Pull every line from the records that has the word "function" in it.

Extracted material Block Start

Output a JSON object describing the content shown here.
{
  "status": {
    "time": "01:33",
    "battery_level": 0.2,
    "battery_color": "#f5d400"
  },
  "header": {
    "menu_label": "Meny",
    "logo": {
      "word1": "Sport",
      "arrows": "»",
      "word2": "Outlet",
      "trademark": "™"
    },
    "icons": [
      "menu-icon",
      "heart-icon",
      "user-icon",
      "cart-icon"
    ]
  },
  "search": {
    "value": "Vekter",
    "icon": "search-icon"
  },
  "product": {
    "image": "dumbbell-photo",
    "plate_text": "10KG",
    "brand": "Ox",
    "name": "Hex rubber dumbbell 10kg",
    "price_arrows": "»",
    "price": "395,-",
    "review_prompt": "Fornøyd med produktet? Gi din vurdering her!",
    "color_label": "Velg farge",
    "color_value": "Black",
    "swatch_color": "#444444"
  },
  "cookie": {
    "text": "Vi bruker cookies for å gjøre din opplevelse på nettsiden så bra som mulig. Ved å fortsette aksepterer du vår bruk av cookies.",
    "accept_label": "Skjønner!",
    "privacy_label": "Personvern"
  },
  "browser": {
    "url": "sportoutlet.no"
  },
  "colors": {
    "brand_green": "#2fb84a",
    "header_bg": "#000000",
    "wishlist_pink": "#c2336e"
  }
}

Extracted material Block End
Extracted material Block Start

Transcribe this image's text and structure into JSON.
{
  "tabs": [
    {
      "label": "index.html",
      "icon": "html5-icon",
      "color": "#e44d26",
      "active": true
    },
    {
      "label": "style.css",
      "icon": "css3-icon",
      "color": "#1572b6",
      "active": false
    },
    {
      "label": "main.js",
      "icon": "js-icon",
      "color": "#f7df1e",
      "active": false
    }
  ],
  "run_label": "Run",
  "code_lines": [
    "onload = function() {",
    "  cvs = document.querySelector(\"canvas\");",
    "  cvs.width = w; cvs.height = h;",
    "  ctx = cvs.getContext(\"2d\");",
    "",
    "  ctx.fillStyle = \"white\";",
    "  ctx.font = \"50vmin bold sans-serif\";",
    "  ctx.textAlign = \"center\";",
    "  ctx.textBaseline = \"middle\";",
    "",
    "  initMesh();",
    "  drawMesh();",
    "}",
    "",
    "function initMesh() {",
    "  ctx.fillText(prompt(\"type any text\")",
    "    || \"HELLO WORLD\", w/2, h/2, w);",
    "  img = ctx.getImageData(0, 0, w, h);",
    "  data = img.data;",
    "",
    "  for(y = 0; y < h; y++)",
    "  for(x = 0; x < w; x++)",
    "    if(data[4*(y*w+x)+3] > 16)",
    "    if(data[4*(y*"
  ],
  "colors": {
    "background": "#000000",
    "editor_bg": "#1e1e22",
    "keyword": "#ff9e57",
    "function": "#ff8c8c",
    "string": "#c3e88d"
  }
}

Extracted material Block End

■ Answer area
    "onload = function() {",
    "function initMesh() {",
    "function": "#ff8c8c",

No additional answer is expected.